**Requirement**
Retype all entries exactly as they stand, excluding pictures.

**Data supplied**

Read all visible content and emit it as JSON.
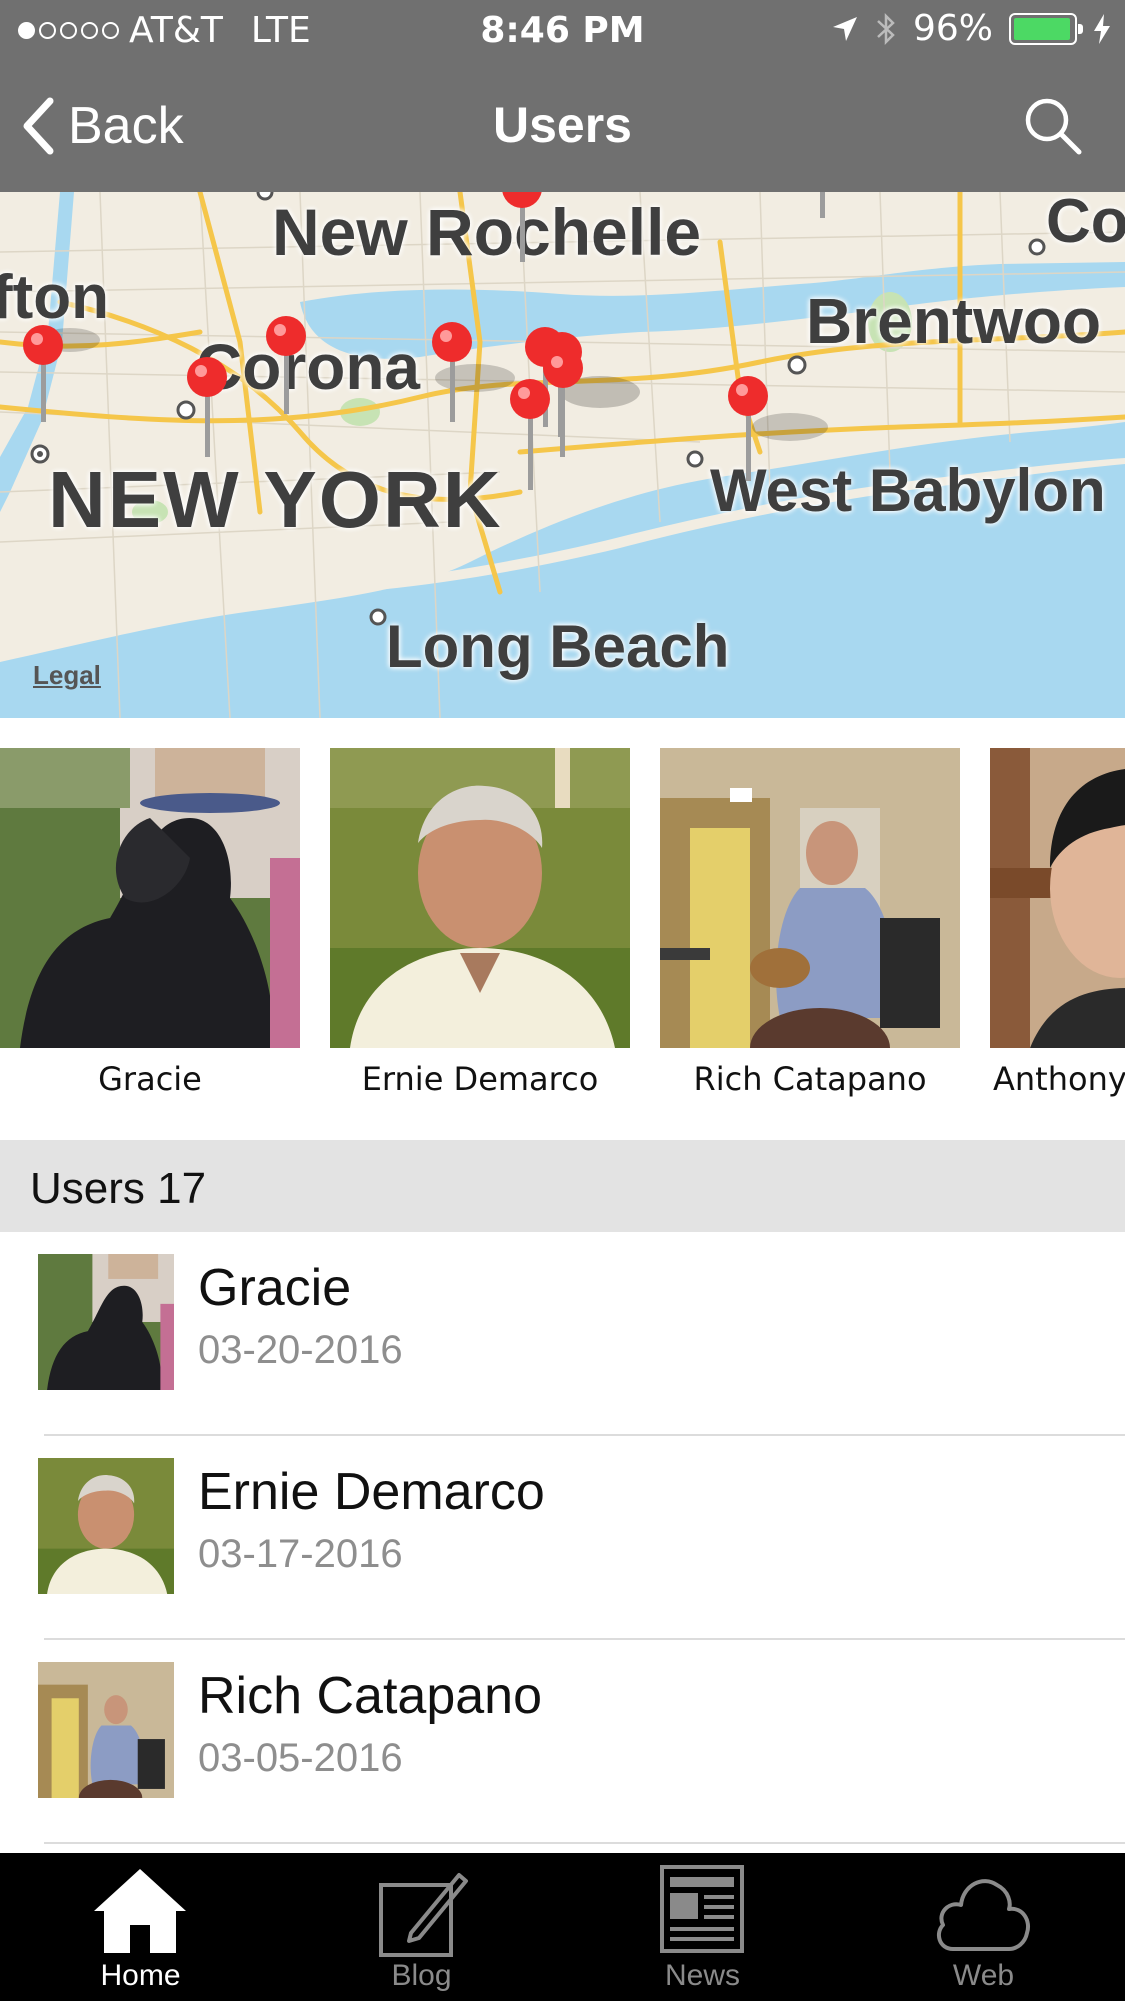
{
  "status_bar": {
    "carrier": "AT&T",
    "network": "LTE",
    "time": "8:46 PM",
    "battery": "96%",
    "battery_level": 0.96
  },
  "nav": {
    "back_label": "Back",
    "title": "Users"
  },
  "map": {
    "labels": [
      "New Rochelle",
      "fton",
      "Co",
      "Brentwoo",
      "Corona",
      "NEW YORK",
      "West Babylon",
      "Long Beach"
    ],
    "legal": "Legal"
  },
  "featured_users": [
    {
      "name": "Gracie"
    },
    {
      "name": "Ernie Demarco"
    },
    {
      "name": "Rich Catapano"
    },
    {
      "name": "Anthony"
    }
  ],
  "section": {
    "title": "Users 17"
  },
  "users": [
    {
      "name": "Gracie",
      "date": "03-20-2016"
    },
    {
      "name": "Ernie Demarco",
      "date": "03-17-2016"
    },
    {
      "name": "Rich Catapano",
      "date": "03-05-2016"
    }
  ],
  "tabs": [
    {
      "label": "Home",
      "icon": "home-icon",
      "active": true
    },
    {
      "label": "Blog",
      "icon": "blog-icon",
      "active": false
    },
    {
      "label": "News",
      "icon": "news-icon",
      "active": false
    },
    {
      "label": "Web",
      "icon": "web-icon",
      "active": false
    }
  ],
  "colors": {
    "bar_gray": "#707070",
    "water": "#a8d8f0",
    "pin_red": "#ee2c2c",
    "tab_active": "#ffffff",
    "tab_inactive": "#8a8a8a"
  }
}
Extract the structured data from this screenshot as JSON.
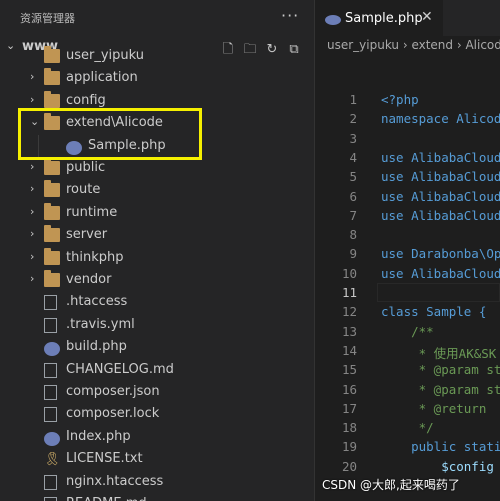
{
  "explorer": {
    "title": "资源管理器",
    "more": "···",
    "root": {
      "chevron": "⌄",
      "name": "www"
    },
    "actions": [
      "new-file-icon",
      "new-folder-icon",
      "refresh-icon",
      "collapse-all-icon"
    ],
    "items": [
      {
        "label": "user_yipuku",
        "type": "folder",
        "depth": 1,
        "chevron": ""
      },
      {
        "label": "application",
        "type": "folder",
        "depth": 1,
        "chevron": "›"
      },
      {
        "label": "config",
        "type": "folder",
        "depth": 1,
        "chevron": "›"
      },
      {
        "label": "extend\\Alicode",
        "type": "folder",
        "depth": 1,
        "chevron": "⌄"
      },
      {
        "label": "Sample.php",
        "type": "php",
        "depth": 2,
        "chevron": ""
      },
      {
        "label": "public",
        "type": "folder",
        "depth": 1,
        "chevron": "›"
      },
      {
        "label": "route",
        "type": "folder",
        "depth": 1,
        "chevron": "›"
      },
      {
        "label": "runtime",
        "type": "folder",
        "depth": 1,
        "chevron": "›"
      },
      {
        "label": "server",
        "type": "folder",
        "depth": 1,
        "chevron": "›"
      },
      {
        "label": "thinkphp",
        "type": "folder",
        "depth": 1,
        "chevron": "›"
      },
      {
        "label": "vendor",
        "type": "folder",
        "depth": 1,
        "chevron": "›"
      },
      {
        "label": ".htaccess",
        "type": "file",
        "depth": 1,
        "chevron": ""
      },
      {
        "label": ".travis.yml",
        "type": "file",
        "depth": 1,
        "chevron": ""
      },
      {
        "label": "build.php",
        "type": "php",
        "depth": 1,
        "chevron": ""
      },
      {
        "label": "CHANGELOG.md",
        "type": "file",
        "depth": 1,
        "chevron": ""
      },
      {
        "label": "composer.json",
        "type": "file",
        "depth": 1,
        "chevron": ""
      },
      {
        "label": "composer.lock",
        "type": "file",
        "depth": 1,
        "chevron": ""
      },
      {
        "label": "Index.php",
        "type": "php",
        "depth": 1,
        "chevron": ""
      },
      {
        "label": "LICENSE.txt",
        "type": "txt",
        "depth": 1,
        "chevron": ""
      },
      {
        "label": "nginx.htaccess",
        "type": "file",
        "depth": 1,
        "chevron": ""
      },
      {
        "label": "README.md",
        "type": "file",
        "depth": 1,
        "chevron": ""
      }
    ]
  },
  "editor": {
    "tab": {
      "label": "Sample.php",
      "close": "✕"
    },
    "breadcrumb": "user_yipuku › extend › Alicode",
    "active_line": 11,
    "lines": [
      {
        "n": "1",
        "text": "<?php",
        "color": "#569cd6"
      },
      {
        "n": "2",
        "text": "namespace Alicode;",
        "color": "#569cd6"
      },
      {
        "n": "3",
        "text": "",
        "color": "#d4d4d4"
      },
      {
        "n": "4",
        "text": "use AlibabaCloud\\",
        "color": "#569cd6"
      },
      {
        "n": "5",
        "text": "use AlibabaCloud\\",
        "color": "#569cd6"
      },
      {
        "n": "6",
        "text": "use AlibabaCloud\\",
        "color": "#569cd6"
      },
      {
        "n": "7",
        "text": "use AlibabaCloud\\",
        "color": "#569cd6"
      },
      {
        "n": "8",
        "text": "",
        "color": "#d4d4d4"
      },
      {
        "n": "9",
        "text": "use Darabonba\\Ope",
        "color": "#569cd6"
      },
      {
        "n": "10",
        "text": "use AlibabaCloud\\",
        "color": "#569cd6"
      },
      {
        "n": "11",
        "text": "",
        "color": "#d4d4d4"
      },
      {
        "n": "12",
        "text": "class Sample {",
        "color": "#569cd6"
      },
      {
        "n": "13",
        "text": "    /**",
        "color": "#6a9955"
      },
      {
        "n": "14",
        "text": "     * 使用AK&SK",
        "color": "#6a9955"
      },
      {
        "n": "15",
        "text": "     * @param st",
        "color": "#6a9955"
      },
      {
        "n": "16",
        "text": "     * @param st",
        "color": "#6a9955"
      },
      {
        "n": "17",
        "text": "     * @return",
        "color": "#6a9955"
      },
      {
        "n": "18",
        "text": "     */",
        "color": "#6a9955"
      },
      {
        "n": "19",
        "text": "    public stati",
        "color": "#569cd6"
      },
      {
        "n": "20",
        "text": "        $config",
        "color": "#9cdcfe"
      }
    ]
  },
  "watermark": "CSDN @大郎,起来喝药了"
}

**Response**
Read all visible content and emit it as JSON.
{
  "status_bar": {
    "carrier": "AT&T",
    "network": "LTE",
    "time": "8:46 PM",
    "battery": "96%",
    "battery_level": 0.96
  },
  "nav": {
    "back_label": "Back",
    "title": "Users"
  },
  "map": {
    "labels": [
      "New Rochelle",
      "fton",
      "Co",
      "Brentwoo",
      "Corona",
      "NEW YORK",
      "West Babylon",
      "Long Beach"
    ],
    "legal": "Legal"
  },
  "featured_users": [
    {
      "name": "Gracie"
    },
    {
      "name": "Ernie Demarco"
    },
    {
      "name": "Rich Catapano"
    },
    {
      "name": "Anthony"
    }
  ],
  "section": {
    "title": "Users 17"
  },
  "users": [
    {
      "name": "Gracie",
      "date": "03-20-2016"
    },
    {
      "name": "Ernie Demarco",
      "date": "03-17-2016"
    },
    {
      "name": "Rich Catapano",
      "date": "03-05-2016"
    }
  ],
  "tabs": [
    {
      "label": "Home",
      "icon": "home-icon",
      "active": true
    },
    {
      "label": "Blog",
      "icon": "blog-icon",
      "active": false
    },
    {
      "label": "News",
      "icon": "news-icon",
      "active": false
    },
    {
      "label": "Web",
      "icon": "web-icon",
      "active": false
    }
  ],
  "colors": {
    "bar_gray": "#707070",
    "water": "#a8d8f0",
    "pin_red": "#ee2c2c",
    "tab_active": "#ffffff",
    "tab_inactive": "#8a8a8a"
  }
}
Extract the structured data from this screenshot as JSON.
{
  "explorer": {
    "title": "资源管理器",
    "more": "···",
    "root": {
      "chevron": "⌄",
      "name": "www"
    },
    "actions": [
      "new-file-icon",
      "new-folder-icon",
      "refresh-icon",
      "collapse-all-icon"
    ],
    "items": [
      {
        "label": "user_yipuku",
        "type": "folder",
        "depth": 1,
        "chevron": ""
      },
      {
        "label": "application",
        "type": "folder",
        "depth": 1,
        "chevron": "›"
      },
      {
        "label": "config",
        "type": "folder",
        "depth": 1,
        "chevron": "›"
      },
      {
        "label": "extend\\Alicode",
        "type": "folder",
        "depth": 1,
        "chevron": "⌄"
      },
      {
        "label": "Sample.php",
        "type": "php",
        "depth": 2,
        "chevron": ""
      },
      {
        "label": "public",
        "type": "folder",
        "depth": 1,
        "chevron": "›"
      },
      {
        "label": "route",
        "type": "folder",
        "depth": 1,
        "chevron": "›"
      },
      {
        "label": "runtime",
        "type": "folder",
        "depth": 1,
        "chevron": "›"
      },
      {
        "label": "server",
        "type": "folder",
        "depth": 1,
        "chevron": "›"
      },
      {
        "label": "thinkphp",
        "type": "folder",
        "depth": 1,
        "chevron": "›"
      },
      {
        "label": "vendor",
        "type": "folder",
        "depth": 1,
        "chevron": "›"
      },
      {
        "label": ".htaccess",
        "type": "file",
        "depth": 1,
        "chevron": ""
      },
      {
        "label": ".travis.yml",
        "type": "file",
        "depth": 1,
        "chevron": ""
      },
      {
        "label": "build.php",
        "type": "php",
        "depth": 1,
        "chevron": ""
      },
      {
        "label": "CHANGELOG.md",
        "type": "file",
        "depth": 1,
        "chevron": ""
      },
      {
        "label": "composer.json",
        "type": "file",
        "depth": 1,
        "chevron": ""
      },
      {
        "label": "composer.lock",
        "type": "file",
        "depth": 1,
        "chevron": ""
      },
      {
        "label": "Index.php",
        "type": "php",
        "depth": 1,
        "chevron": ""
      },
      {
        "label": "LICENSE.txt",
        "type": "txt",
        "depth": 1,
        "chevron": ""
      },
      {
        "label": "nginx.htaccess",
        "type": "file",
        "depth": 1,
        "chevron": ""
      },
      {
        "label": "README.md",
        "type": "file",
        "depth": 1,
        "chevron": ""
      }
    ]
  },
  "editor": {
    "tab": {
      "label": "Sample.php",
      "close": "✕"
    },
    "breadcrumb": "user_yipuku › extend › Alicode",
    "active_line": 11,
    "lines": [
      {
        "n": "1",
        "text": "<?php",
        "color": "#569cd6"
      },
      {
        "n": "2",
        "text": "namespace Alicode;",
        "color": "#569cd6"
      },
      {
        "n": "3",
        "text": "",
        "color": "#d4d4d4"
      },
      {
        "n": "4",
        "text": "use AlibabaCloud\\",
        "color": "#569cd6"
      },
      {
        "n": "5",
        "text": "use AlibabaCloud\\",
        "color": "#569cd6"
      },
      {
        "n": "6",
        "text": "use AlibabaCloud\\",
        "color": "#569cd6"
      },
      {
        "n": "7",
        "text": "use AlibabaCloud\\",
        "color": "#569cd6"
      },
      {
        "n": "8",
        "text": "",
        "color": "#d4d4d4"
      },
      {
        "n": "9",
        "text": "use Darabonba\\Ope",
        "color": "#569cd6"
      },
      {
        "n": "10",
        "text": "use AlibabaCloud\\",
        "color": "#569cd6"
      },
      {
        "n": "11",
        "text": "",
        "color": "#d4d4d4"
      },
      {
        "n": "12",
        "text": "class Sample {",
        "color": "#569cd6"
      },
      {
        "n": "13",
        "text": "    /**",
        "color": "#6a9955"
      },
      {
        "n": "14",
        "text": "     * 使用AK&SK",
        "color": "#6a9955"
      },
      {
        "n": "15",
        "text": "     * @param st",
        "color": "#6a9955"
      },
      {
        "n": "16",
        "text": "     * @param st",
        "color": "#6a9955"
      },
      {
        "n": "17",
        "text": "     * @return",
        "color": "#6a9955"
      },
      {
        "n": "18",
        "text": "     */",
        "color": "#6a9955"
      },
      {
        "n": "19",
        "text": "    public stati",
        "color": "#569cd6"
      },
      {
        "n": "20",
        "text": "        $config",
        "color": "#9cdcfe"
      }
    ]
  },
  "watermark": "CSDN @大郎,起来喝药了"
}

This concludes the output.